Pavlou P.A.,Temple University
MIS Quarterly: Management Information Systems | Year: 2011

While information privacy has been studied in multiple disciplines over the years, the advent of the information age has both elevated the importance of privacy in theory and practice, and increased the relevance of information privacy literature for Information Systems, which has taken a leading role in the theoretical and practical study of information privacy. There is an impressive body of literature on information privacy in IS, and the two Theory and Review articles in this issue of MIS Quarterly review this literature. By integrating these two articles, this paper evaluates the current state of the IS literature on information privacy (where are we now?) and identifies promising research directions for advancing IS research on information privacy (where should we go?). Additional thoughts on further expanding the information privacy research in IS by drawing on related disciplines to enable a multidisciplinary study of information privacy are discussed. Source
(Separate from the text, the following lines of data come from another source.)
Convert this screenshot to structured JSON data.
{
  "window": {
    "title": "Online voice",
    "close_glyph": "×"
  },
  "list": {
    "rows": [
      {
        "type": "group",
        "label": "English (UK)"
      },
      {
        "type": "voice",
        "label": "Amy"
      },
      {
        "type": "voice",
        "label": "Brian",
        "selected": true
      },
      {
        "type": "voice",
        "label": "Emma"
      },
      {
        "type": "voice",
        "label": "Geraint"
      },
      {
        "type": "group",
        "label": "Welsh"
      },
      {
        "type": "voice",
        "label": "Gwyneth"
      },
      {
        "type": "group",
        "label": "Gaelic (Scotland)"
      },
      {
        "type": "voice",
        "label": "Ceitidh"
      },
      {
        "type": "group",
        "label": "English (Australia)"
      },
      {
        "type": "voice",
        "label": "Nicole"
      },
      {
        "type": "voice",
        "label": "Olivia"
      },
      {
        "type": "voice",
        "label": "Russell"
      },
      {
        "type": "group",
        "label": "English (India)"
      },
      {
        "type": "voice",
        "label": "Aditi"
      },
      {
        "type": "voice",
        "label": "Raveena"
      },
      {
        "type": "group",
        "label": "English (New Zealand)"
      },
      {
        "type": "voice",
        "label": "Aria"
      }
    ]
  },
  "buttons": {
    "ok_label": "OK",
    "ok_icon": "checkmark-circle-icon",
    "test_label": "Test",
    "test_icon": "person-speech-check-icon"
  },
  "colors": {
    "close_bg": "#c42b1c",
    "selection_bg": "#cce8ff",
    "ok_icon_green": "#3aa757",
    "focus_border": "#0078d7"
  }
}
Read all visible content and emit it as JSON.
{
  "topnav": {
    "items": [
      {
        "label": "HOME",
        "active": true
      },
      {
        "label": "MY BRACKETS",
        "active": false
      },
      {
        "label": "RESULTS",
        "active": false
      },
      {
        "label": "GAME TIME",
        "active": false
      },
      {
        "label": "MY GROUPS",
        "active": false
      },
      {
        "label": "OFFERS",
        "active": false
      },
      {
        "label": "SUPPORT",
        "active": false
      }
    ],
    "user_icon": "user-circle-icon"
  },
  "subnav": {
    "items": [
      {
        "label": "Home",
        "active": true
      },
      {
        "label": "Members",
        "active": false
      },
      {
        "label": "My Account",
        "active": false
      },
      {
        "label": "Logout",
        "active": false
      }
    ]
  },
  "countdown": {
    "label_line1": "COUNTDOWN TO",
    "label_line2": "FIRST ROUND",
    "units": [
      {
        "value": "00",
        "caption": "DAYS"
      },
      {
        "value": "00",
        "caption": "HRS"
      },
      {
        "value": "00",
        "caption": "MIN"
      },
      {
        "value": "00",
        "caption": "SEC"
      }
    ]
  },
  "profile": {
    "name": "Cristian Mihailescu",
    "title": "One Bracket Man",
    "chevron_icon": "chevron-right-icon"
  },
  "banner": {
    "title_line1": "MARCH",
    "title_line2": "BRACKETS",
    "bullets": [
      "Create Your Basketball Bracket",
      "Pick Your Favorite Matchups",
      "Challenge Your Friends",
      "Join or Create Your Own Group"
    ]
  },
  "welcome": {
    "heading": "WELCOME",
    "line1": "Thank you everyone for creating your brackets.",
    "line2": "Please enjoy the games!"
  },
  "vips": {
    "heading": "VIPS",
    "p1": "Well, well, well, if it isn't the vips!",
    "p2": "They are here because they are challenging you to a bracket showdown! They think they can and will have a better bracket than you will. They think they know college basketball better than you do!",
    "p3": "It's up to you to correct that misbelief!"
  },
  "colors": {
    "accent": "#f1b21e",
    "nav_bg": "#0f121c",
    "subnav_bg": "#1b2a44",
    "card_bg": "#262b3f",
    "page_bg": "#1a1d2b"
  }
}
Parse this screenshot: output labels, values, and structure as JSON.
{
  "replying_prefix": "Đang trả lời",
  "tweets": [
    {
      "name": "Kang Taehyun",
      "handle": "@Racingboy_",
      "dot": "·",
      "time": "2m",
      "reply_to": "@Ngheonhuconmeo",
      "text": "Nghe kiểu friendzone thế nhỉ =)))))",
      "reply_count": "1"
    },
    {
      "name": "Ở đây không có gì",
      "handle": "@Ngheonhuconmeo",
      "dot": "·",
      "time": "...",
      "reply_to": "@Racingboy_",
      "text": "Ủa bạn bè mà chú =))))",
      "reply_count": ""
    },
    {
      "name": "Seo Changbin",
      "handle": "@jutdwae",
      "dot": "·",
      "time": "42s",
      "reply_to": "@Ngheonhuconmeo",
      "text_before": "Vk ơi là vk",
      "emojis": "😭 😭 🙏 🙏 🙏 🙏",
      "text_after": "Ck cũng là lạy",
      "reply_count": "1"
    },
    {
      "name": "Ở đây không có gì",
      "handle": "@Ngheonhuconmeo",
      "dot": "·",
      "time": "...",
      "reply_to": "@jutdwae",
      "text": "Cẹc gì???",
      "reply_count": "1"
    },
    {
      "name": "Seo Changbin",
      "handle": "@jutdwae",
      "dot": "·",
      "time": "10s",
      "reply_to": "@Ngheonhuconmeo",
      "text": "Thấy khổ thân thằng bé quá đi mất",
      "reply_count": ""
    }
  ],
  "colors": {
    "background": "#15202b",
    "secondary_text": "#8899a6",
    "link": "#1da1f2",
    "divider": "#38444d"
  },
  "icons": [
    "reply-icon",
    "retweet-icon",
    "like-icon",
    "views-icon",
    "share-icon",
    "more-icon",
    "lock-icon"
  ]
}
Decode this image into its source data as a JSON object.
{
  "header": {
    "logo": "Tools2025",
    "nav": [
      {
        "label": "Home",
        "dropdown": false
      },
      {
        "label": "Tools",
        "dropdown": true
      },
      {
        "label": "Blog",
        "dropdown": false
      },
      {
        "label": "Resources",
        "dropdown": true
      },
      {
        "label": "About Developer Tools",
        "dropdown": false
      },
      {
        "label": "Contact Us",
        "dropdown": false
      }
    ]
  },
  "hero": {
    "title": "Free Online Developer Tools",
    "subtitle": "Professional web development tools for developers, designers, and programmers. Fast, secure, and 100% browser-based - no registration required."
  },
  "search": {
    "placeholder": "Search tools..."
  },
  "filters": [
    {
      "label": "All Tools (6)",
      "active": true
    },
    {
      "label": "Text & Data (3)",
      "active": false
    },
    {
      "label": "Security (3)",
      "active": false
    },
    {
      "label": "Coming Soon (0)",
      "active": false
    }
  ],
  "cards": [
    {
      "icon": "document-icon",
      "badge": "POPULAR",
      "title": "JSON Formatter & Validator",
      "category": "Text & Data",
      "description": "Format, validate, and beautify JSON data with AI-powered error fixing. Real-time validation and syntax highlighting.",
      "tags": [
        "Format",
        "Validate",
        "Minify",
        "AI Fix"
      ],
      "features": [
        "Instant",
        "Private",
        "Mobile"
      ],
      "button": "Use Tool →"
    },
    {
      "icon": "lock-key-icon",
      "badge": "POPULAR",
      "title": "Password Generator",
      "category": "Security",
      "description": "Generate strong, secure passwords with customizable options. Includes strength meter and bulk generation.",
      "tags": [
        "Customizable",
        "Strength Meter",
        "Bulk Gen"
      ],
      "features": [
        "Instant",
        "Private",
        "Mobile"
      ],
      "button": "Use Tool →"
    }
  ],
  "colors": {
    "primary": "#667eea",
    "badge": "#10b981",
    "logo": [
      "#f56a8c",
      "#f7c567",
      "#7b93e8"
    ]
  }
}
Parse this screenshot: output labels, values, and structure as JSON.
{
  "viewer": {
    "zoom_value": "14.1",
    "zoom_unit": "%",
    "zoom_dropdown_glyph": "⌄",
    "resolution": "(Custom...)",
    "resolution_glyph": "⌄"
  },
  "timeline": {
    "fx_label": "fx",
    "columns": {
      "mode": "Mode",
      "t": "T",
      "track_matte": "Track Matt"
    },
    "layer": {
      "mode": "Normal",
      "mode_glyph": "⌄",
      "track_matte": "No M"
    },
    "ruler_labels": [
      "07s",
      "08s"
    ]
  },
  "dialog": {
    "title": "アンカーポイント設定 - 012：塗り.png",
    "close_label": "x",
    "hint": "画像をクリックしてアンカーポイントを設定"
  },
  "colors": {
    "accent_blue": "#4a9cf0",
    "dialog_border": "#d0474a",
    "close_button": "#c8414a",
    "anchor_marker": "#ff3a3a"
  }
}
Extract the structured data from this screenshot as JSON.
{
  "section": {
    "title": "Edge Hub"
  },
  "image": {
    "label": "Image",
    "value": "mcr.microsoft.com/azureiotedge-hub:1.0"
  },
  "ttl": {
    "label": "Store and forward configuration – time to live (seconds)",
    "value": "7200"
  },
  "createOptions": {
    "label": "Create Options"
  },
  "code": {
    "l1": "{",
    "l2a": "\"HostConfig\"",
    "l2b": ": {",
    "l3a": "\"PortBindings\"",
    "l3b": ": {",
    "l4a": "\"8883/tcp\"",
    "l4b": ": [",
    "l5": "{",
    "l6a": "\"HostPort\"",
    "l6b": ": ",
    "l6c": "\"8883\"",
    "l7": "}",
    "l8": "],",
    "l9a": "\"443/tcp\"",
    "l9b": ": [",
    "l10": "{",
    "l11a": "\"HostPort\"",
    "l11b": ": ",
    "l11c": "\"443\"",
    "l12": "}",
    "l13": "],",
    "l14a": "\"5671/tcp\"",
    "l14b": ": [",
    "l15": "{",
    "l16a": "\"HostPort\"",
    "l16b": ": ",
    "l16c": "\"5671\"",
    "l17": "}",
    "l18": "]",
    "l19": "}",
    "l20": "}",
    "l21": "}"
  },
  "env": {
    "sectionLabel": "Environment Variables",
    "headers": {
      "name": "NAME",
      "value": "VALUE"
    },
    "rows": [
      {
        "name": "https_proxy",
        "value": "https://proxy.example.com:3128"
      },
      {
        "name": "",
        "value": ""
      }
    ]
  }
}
Genomic instability is a hallmark of chronic myeloid leukemia in chronic phase (CML-CP) resulting in BCR-ABL1 mutations encoding resistance to tyrosine kinase inhibitors (TKIs) and/or additional chromosomal aberrations leading to disease relapse and/or malignant progression. TKI-naive and TKI-treated leukemia stem cells (LSCs) and leukemia progenitor cells (LPCs) accumulate high levels of reactive oxygen species (ROS) and oxidative DNA damage. To determine the role of TKI-refractory LSCs in genomic instability, we used a murine model of CML-CP where ROS-induced oxidative DNA damage was elevated in LSCs, including quiescent LSCs, but not in LPCs. ROS-induced oxidative DNA damage in LSCs caused clinically relevant genomic instability in CML-CP-like mice, such as TKI-resistant BCR-ABL1 mutations (E255K, T315I, H396P), deletions in Ikzf1 and Trp53, and additions in Zfp423 and Idh1. Despite inhibition of BCR-ABL1 kinase, imatinib did not downregulate ROS and oxidative DNA damage in TKI-refractory LSCs to the levels detected in normal cells, and CML-CP-like mice treated with imatinib continued to accumulate clinically relevant genetic aberrations. Inhibition of class I p21-activated protein kinases by IPA3 downregulated ROS in TKI-naive and TKI-treated LSCs. Altogether, we postulate that genomic instability may originate in the most primitive TKI-refractory LSCs in TKI-naive and TKI-treated patients. Source

Discover hidden collaborations